- What is expected
Please repeat the data exactly. Any picture in it stays out.

- Task data
* * * * *
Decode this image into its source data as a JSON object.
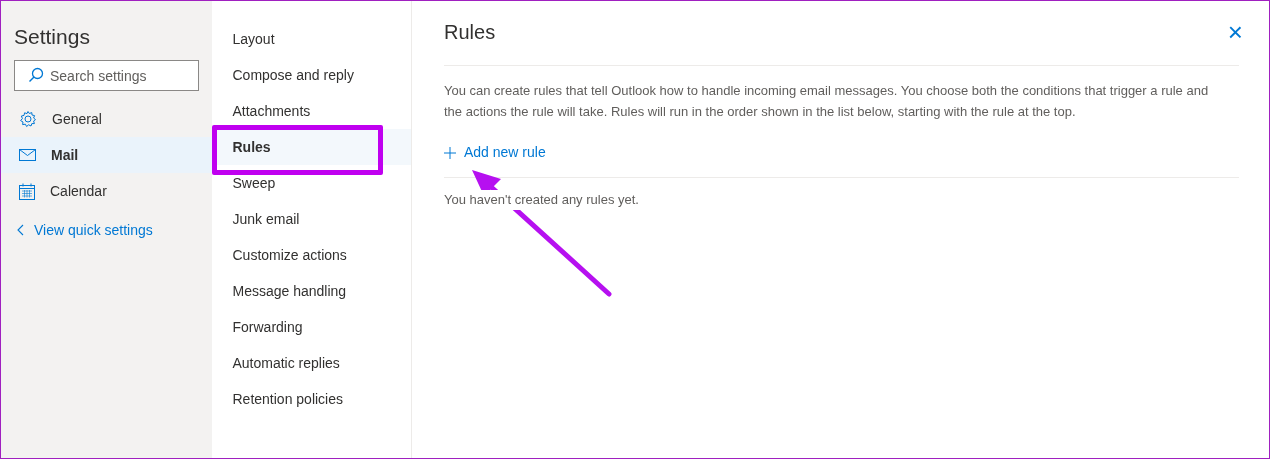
{
  "settings": {
    "title": "Settings",
    "search": {
      "placeholder": "Search settings"
    },
    "categories": [
      {
        "kind": "gear",
        "label": "General",
        "selected": false
      },
      {
        "kind": "mail",
        "label": "Mail",
        "selected": true
      },
      {
        "kind": "calendar",
        "label": "Calendar",
        "selected": false
      }
    ],
    "quick_settings_link": "View quick settings"
  },
  "subsections": [
    {
      "label": "Layout",
      "selected": false
    },
    {
      "label": "Compose and reply",
      "selected": false
    },
    {
      "label": "Attachments",
      "selected": false
    },
    {
      "label": "Rules",
      "selected": true
    },
    {
      "label": "Sweep",
      "selected": false
    },
    {
      "label": "Junk email",
      "selected": false
    },
    {
      "label": "Customize actions",
      "selected": false
    },
    {
      "label": "Message handling",
      "selected": false
    },
    {
      "label": "Forwarding",
      "selected": false
    },
    {
      "label": "Automatic replies",
      "selected": false
    },
    {
      "label": "Retention policies",
      "selected": false
    }
  ],
  "panel": {
    "title": "Rules",
    "close": "×",
    "description": "You can create rules that tell Outlook how to handle incoming email messages. You choose both the conditions that trigger a rule and the actions the rule will take. Rules will run in the order shown in the list below, starting with the rule at the top.",
    "add_rule": "Add new rule",
    "empty_message": "You haven't created any rules yet."
  }
}
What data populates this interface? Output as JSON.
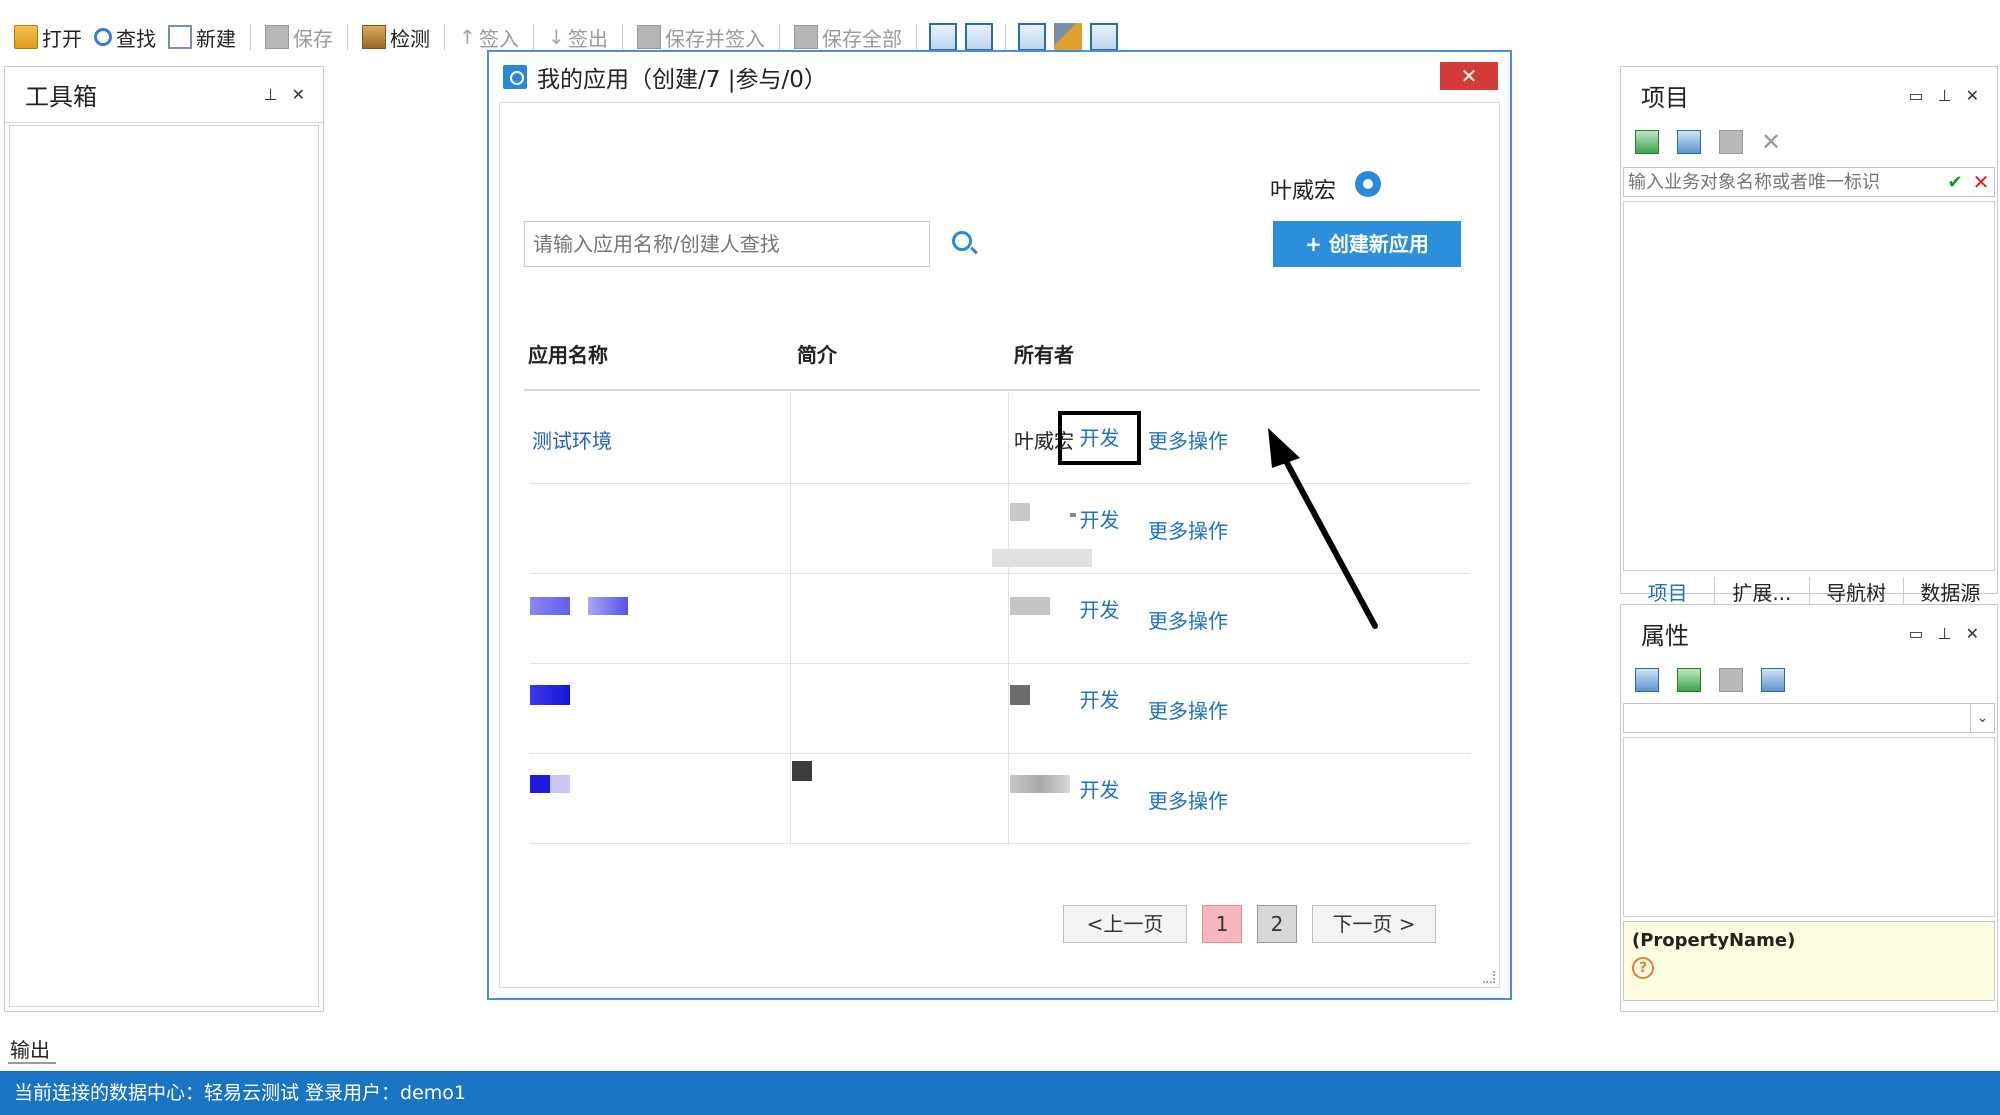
{
  "toolbar": {
    "open": "打开",
    "find": "查找",
    "new": "新建",
    "save": "保存",
    "check": "检测",
    "checkin": "签入",
    "checkout": "签出",
    "save_and_checkin": "保存并签入",
    "save_all": "保存全部"
  },
  "toolbox": {
    "title": "工具箱"
  },
  "project_panel": {
    "title": "项目",
    "search_placeholder": "输入业务对象名称或者唯一标识",
    "tabs": [
      "项目",
      "扩展...",
      "导航树",
      "数据源"
    ]
  },
  "properties_panel": {
    "title": "属性",
    "property_name": "(PropertyName)"
  },
  "output": {
    "label": "输出"
  },
  "status_bar": {
    "text": "当前连接的数据中心：轻易云测试  登录用户：demo1"
  },
  "dialog": {
    "title": "我的应用（创建/7 |参与/0）",
    "close": "✕",
    "user": "叶威宏",
    "search_placeholder": "请输入应用名称/创建人查找",
    "create_button": "+ 创建新应用",
    "columns": {
      "name": "应用名称",
      "desc": "简介",
      "owner": "所有者"
    },
    "rows": [
      {
        "name": "测试环境",
        "owner": "叶威宏",
        "dev": "开发",
        "more": "更多操作"
      },
      {
        "name": "",
        "owner": "",
        "dev": "开发",
        "more": "更多操作"
      },
      {
        "name": "",
        "owner": "",
        "dev": "开发",
        "more": "更多操作"
      },
      {
        "name": "",
        "owner": "",
        "dev": "开发",
        "more": "更多操作"
      },
      {
        "name": "",
        "owner": "",
        "dev": "开发",
        "more": "更多操作"
      }
    ],
    "pager": {
      "prev": "<上一页",
      "page1": "1",
      "page2": "2",
      "next": "下一页 >"
    }
  },
  "colors": {
    "accent": "#2b8fdb",
    "status_bar": "#1a74c4",
    "close_button": "#d33a3a",
    "link": "#1f70c0"
  }
}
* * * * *
- The completed task
Decode this image into its source data as a JSON object.
{
  "settings": {
    "title": "Settings",
    "search": {
      "placeholder": "Search settings"
    },
    "categories": [
      {
        "kind": "gear",
        "label": "General",
        "selected": false
      },
      {
        "kind": "mail",
        "label": "Mail",
        "selected": true
      },
      {
        "kind": "calendar",
        "label": "Calendar",
        "selected": false
      }
    ],
    "quick_settings_link": "View quick settings"
  },
  "subsections": [
    {
      "label": "Layout",
      "selected": false
    },
    {
      "label": "Compose and reply",
      "selected": false
    },
    {
      "label": "Attachments",
      "selected": false
    },
    {
      "label": "Rules",
      "selected": true
    },
    {
      "label": "Sweep",
      "selected": false
    },
    {
      "label": "Junk email",
      "selected": false
    },
    {
      "label": "Customize actions",
      "selected": false
    },
    {
      "label": "Message handling",
      "selected": false
    },
    {
      "label": "Forwarding",
      "selected": false
    },
    {
      "label": "Automatic replies",
      "selected": false
    },
    {
      "label": "Retention policies",
      "selected": false
    }
  ],
  "panel": {
    "title": "Rules",
    "close": "×",
    "description": "You can create rules that tell Outlook how to handle incoming email messages. You choose both the conditions that trigger a rule and the actions the rule will take. Rules will run in the order shown in the list below, starting with the rule at the top.",
    "add_rule": "Add new rule",
    "empty_message": "You haven't created any rules yet."
  }
}
What data populates this interface? Output as JSON.
{
  "toolbar": {
    "open": "打开",
    "find": "查找",
    "new": "新建",
    "save": "保存",
    "check": "检测",
    "checkin": "签入",
    "checkout": "签出",
    "save_and_checkin": "保存并签入",
    "save_all": "保存全部"
  },
  "toolbox": {
    "title": "工具箱"
  },
  "project_panel": {
    "title": "项目",
    "search_placeholder": "输入业务对象名称或者唯一标识",
    "tabs": [
      "项目",
      "扩展...",
      "导航树",
      "数据源"
    ]
  },
  "properties_panel": {
    "title": "属性",
    "property_name": "(PropertyName)"
  },
  "output": {
    "label": "输出"
  },
  "status_bar": {
    "text": "当前连接的数据中心：轻易云测试  登录用户：demo1"
  },
  "dialog": {
    "title": "我的应用（创建/7 |参与/0）",
    "close": "✕",
    "user": "叶威宏",
    "search_placeholder": "请输入应用名称/创建人查找",
    "create_button": "+ 创建新应用",
    "columns": {
      "name": "应用名称",
      "desc": "简介",
      "owner": "所有者"
    },
    "rows": [
      {
        "name": "测试环境",
        "owner": "叶威宏",
        "dev": "开发",
        "more": "更多操作"
      },
      {
        "name": "",
        "owner": "",
        "dev": "开发",
        "more": "更多操作"
      },
      {
        "name": "",
        "owner": "",
        "dev": "开发",
        "more": "更多操作"
      },
      {
        "name": "",
        "owner": "",
        "dev": "开发",
        "more": "更多操作"
      },
      {
        "name": "",
        "owner": "",
        "dev": "开发",
        "more": "更多操作"
      }
    ],
    "pager": {
      "prev": "<上一页",
      "page1": "1",
      "page2": "2",
      "next": "下一页 >"
    }
  },
  "colors": {
    "accent": "#2b8fdb",
    "status_bar": "#1a74c4",
    "close_button": "#d33a3a",
    "link": "#1f70c0"
  }
}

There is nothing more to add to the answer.